Film Review: Rio

Rio offers animated fun with its bird out of cage tale, as it were. Good animation and fun songs ensure that the film ticks along nicely, although Rio is pleasant rather than exhilarating.

Domesticated macaw Blu lives in Minnesota with his adoring owner Linda. When bird expert Tulio spots him, he offers Linda and Blu a chance to go to Rio so that Blu can mate with Jewel, the only other bird of their endangered species. Linda and Blu go to Brazil, but things don’t go exactly according to plan…

Rio treads a familiar path with its outsider who finds his way narrative. Children should enjoy the story, but older viewers may get a little restless with the predictability of proceedings. Carlos Saldanha’s film shows little innovation in terms of story, however the characters and set pieces sufficiently maintain attention.

Screenwriter Don Rhymer wisely eschews the more realistic aspects of the macaw’s need to reproduce. Instead, Rio becomes a love story between Blu and Jewel. Rather than dwell on the idea of producing offspring, the film instead concentrates on the blossoming and sometimes tumultuous relationship between the two endangered birds. This has the same desired effect, without the need to give too much detail in a children’s film.

The characters featured in the film are quite typical of this style of animation. There are the two protagonists and an array of amusing sidekicks. Nevertheless, what Rio does quite well is replicate the traits of each bird in their human counterpart. Like Blu, Linda lacks confidence and is very comfortable in her regular existence. Both human and bird have inevitable breakthrough moments, which turn out to be amusing and heartwarming, respectively.

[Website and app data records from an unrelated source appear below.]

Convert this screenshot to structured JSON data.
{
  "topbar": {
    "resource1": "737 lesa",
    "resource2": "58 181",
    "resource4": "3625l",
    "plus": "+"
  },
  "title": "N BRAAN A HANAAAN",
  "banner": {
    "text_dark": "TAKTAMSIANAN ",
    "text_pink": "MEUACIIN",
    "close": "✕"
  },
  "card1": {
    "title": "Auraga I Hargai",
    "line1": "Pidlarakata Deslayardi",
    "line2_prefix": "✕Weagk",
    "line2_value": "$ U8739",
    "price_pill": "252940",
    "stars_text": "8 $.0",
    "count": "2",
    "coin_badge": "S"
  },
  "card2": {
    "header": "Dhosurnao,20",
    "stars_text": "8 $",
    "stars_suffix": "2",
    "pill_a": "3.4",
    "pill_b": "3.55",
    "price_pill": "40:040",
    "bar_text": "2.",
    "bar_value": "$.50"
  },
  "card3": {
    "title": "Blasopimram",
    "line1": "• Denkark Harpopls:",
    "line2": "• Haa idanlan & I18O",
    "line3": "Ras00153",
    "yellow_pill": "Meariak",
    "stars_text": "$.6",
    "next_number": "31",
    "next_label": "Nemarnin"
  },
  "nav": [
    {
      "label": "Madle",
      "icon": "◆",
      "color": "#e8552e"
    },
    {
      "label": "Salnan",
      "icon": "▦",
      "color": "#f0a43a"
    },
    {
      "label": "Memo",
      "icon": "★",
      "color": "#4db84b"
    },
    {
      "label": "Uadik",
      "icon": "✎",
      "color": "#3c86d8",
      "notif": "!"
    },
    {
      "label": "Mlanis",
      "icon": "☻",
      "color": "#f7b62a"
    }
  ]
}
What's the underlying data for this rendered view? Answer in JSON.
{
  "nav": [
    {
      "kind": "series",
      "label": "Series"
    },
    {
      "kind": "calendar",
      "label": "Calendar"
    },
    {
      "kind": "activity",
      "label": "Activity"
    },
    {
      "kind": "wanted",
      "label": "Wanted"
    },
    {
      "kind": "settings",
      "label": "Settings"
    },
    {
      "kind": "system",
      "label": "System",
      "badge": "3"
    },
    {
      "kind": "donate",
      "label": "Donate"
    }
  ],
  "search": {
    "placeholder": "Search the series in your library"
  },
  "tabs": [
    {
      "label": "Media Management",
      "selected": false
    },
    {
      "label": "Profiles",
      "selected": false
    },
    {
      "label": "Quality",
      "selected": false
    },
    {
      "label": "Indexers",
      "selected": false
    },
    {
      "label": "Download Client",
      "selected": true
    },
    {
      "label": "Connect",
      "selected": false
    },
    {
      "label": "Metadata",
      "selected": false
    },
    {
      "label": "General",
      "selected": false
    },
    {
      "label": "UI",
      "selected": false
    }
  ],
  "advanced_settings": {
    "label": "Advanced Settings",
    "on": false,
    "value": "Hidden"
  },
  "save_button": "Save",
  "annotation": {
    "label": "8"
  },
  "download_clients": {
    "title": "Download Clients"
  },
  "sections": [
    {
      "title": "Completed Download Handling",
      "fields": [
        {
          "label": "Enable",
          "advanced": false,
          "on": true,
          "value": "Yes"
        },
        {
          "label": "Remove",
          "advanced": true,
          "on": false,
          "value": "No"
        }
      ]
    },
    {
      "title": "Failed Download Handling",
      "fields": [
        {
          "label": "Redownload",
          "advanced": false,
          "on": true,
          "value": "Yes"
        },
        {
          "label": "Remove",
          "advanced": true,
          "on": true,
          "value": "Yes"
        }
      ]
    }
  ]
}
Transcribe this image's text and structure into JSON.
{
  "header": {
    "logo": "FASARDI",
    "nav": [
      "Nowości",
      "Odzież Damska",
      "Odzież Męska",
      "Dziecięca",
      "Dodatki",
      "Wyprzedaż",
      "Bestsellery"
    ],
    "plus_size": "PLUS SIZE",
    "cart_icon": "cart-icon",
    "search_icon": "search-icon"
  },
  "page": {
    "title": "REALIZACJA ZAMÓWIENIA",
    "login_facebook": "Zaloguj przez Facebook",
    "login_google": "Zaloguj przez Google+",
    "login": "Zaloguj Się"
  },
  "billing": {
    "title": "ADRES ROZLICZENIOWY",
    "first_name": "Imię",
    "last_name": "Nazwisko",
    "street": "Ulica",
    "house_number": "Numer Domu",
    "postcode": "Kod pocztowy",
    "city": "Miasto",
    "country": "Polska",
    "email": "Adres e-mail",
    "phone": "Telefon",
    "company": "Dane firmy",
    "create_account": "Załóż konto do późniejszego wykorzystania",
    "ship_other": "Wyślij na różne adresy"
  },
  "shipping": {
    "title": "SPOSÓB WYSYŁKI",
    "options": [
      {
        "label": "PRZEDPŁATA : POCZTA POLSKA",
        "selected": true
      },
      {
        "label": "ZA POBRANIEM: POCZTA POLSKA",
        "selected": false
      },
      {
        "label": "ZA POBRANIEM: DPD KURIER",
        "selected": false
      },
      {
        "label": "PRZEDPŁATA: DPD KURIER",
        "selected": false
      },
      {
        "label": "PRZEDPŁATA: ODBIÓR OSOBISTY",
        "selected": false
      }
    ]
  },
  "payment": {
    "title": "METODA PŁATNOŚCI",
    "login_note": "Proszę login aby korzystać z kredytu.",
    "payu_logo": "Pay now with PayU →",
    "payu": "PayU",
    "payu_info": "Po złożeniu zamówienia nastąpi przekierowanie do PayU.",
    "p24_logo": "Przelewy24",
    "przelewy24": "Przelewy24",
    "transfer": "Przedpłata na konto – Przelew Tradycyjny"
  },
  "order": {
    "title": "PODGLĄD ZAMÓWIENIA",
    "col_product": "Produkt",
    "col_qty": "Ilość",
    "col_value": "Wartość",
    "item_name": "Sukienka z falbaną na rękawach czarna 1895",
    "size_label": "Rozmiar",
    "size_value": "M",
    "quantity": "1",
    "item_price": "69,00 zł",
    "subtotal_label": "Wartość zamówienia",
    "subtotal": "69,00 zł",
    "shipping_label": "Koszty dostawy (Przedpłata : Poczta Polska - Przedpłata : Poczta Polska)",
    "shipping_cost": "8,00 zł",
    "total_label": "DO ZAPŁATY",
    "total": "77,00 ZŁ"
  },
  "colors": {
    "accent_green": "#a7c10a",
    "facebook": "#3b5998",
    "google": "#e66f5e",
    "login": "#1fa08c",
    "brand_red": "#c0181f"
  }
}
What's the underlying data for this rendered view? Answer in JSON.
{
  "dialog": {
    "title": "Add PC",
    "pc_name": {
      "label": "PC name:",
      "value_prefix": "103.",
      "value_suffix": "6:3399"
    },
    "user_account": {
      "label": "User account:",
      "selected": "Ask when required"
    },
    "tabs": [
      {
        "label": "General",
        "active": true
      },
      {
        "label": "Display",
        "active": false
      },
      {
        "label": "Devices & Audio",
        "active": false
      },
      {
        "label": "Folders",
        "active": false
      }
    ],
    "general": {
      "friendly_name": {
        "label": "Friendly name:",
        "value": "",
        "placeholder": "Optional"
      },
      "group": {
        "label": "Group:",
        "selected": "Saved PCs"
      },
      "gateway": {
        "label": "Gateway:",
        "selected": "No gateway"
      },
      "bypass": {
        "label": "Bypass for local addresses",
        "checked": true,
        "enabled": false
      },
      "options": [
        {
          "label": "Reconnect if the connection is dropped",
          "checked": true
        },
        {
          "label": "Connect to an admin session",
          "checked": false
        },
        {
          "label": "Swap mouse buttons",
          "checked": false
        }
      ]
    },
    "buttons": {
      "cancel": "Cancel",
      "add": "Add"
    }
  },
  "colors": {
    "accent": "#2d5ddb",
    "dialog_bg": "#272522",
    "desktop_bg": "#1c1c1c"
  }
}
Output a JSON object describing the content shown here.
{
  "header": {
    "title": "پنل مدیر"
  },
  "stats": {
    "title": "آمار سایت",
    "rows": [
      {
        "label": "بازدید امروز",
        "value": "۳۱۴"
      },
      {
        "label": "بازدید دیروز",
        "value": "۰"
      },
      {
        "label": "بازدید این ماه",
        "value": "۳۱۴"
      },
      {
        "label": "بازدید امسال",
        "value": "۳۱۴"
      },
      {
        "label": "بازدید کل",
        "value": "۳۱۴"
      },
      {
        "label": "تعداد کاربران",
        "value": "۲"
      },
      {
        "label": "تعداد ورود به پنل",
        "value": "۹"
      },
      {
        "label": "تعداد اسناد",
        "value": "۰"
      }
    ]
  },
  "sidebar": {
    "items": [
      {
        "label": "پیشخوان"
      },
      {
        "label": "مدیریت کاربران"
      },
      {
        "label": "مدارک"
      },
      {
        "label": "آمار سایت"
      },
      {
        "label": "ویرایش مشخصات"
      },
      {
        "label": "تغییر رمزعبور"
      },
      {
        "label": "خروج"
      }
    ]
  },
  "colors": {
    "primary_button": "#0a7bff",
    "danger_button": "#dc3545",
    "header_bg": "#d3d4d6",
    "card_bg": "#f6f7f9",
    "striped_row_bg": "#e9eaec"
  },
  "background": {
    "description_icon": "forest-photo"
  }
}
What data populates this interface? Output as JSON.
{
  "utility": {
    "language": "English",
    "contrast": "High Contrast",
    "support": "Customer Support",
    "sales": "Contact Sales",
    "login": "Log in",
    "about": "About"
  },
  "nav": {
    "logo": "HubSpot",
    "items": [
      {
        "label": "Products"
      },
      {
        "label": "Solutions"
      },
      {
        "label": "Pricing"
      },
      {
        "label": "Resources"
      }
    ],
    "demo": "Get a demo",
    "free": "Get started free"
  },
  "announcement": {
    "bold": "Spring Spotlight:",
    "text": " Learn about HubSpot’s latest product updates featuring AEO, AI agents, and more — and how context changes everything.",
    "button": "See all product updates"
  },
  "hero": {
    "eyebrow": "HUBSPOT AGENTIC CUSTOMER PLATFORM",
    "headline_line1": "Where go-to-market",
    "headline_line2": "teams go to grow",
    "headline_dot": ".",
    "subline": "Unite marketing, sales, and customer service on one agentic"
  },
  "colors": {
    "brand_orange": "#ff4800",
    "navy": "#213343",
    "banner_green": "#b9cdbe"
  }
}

Unsurprisingly given the title, most of the action takes place in Rio. Some of the depictions of the city are rather questionable, however. The slum areas appear remarkably empty for a location that is so densely populated. Moreover, the scene where street kid Fernando longingly looks into the home of a family is acutely reminiscent of the very similar elementary inference used in Santa Claus: The Movie.

Rio features an all-star cast, but has not relied on these names in the film’s advertising. Jesse Eisenberg is perfectly cast as Blu, bringing shades of Woody Allen-style neuroticism to the character. Anne Hathaway is feisty as love interest Jewel, while Jamie Foxx shows off his vocal talents as Nico. Jermaine Clement is fantastic as Nigel, particularly in the musical number.

Rio is a fun watch, featuring all the colour and energy you would expect for a film set in the vibrant city. While it ticks the boxes for an animated feature, Rio never reaches beyond these modest aims.